**EXTRACTED RECORDS**
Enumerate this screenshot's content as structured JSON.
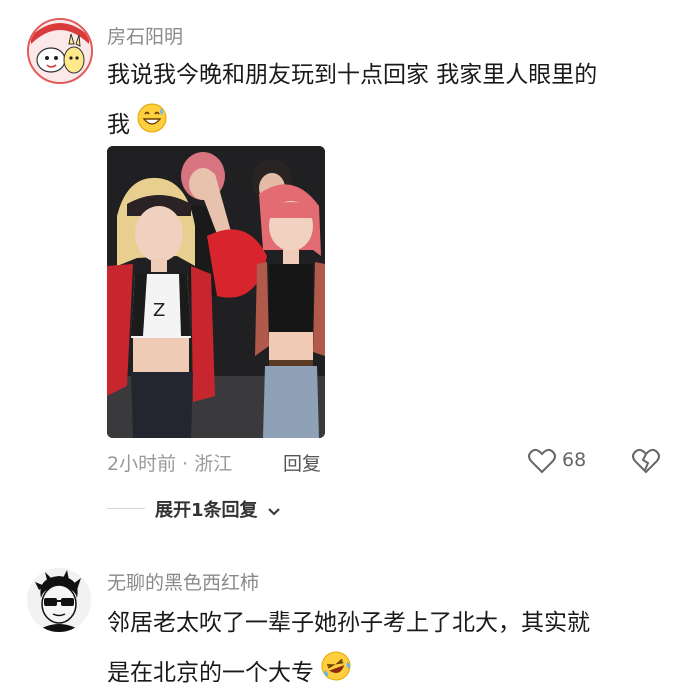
{
  "comments": [
    {
      "username": "房石阳明",
      "text": "我说我今晚和朋友玩到十点回家 我家里人眼里的我",
      "line1": "我说我今晚和朋友玩到十点回家 我家里人眼里的",
      "line2": "我",
      "emoji": "grinning-sweat-emoji",
      "meta": "2小时前 · 浙江",
      "reply_label": "回复",
      "like_count": "68",
      "expand_label": "展开1条回复"
    },
    {
      "username": "无聊的黑色西红柿",
      "line1": "邻居老太吹了一辈子她孙子考上了北大，其实就",
      "line2": "是在北京的一个大专",
      "emoji": "rofl-emoji"
    }
  ],
  "colors": {
    "username": "#8a8a8a",
    "meta": "#9a9a9a",
    "text": "#1a1a1a"
  },
  "icons": [
    "heart-icon",
    "dislike-icon",
    "chevron-down-icon"
  ]
}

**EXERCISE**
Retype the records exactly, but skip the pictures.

**YOUR RESPONSE**
Enumerate this screenshot's content as structured JSON.
{
  "comments": [
    {
      "username": "房石阳明",
      "text": "我说我今晚和朋友玩到十点回家 我家里人眼里的我",
      "line1": "我说我今晚和朋友玩到十点回家 我家里人眼里的",
      "line2": "我",
      "emoji": "grinning-sweat-emoji",
      "meta": "2小时前 · 浙江",
      "reply_label": "回复",
      "like_count": "68",
      "expand_label": "展开1条回复"
    },
    {
      "username": "无聊的黑色西红柿",
      "line1": "邻居老太吹了一辈子她孙子考上了北大，其实就",
      "line2": "是在北京的一个大专",
      "emoji": "rofl-emoji"
    }
  ],
  "colors": {
    "username": "#8a8a8a",
    "meta": "#9a9a9a",
    "text": "#1a1a1a"
  },
  "icons": [
    "heart-icon",
    "dislike-icon",
    "chevron-down-icon"
  ]
}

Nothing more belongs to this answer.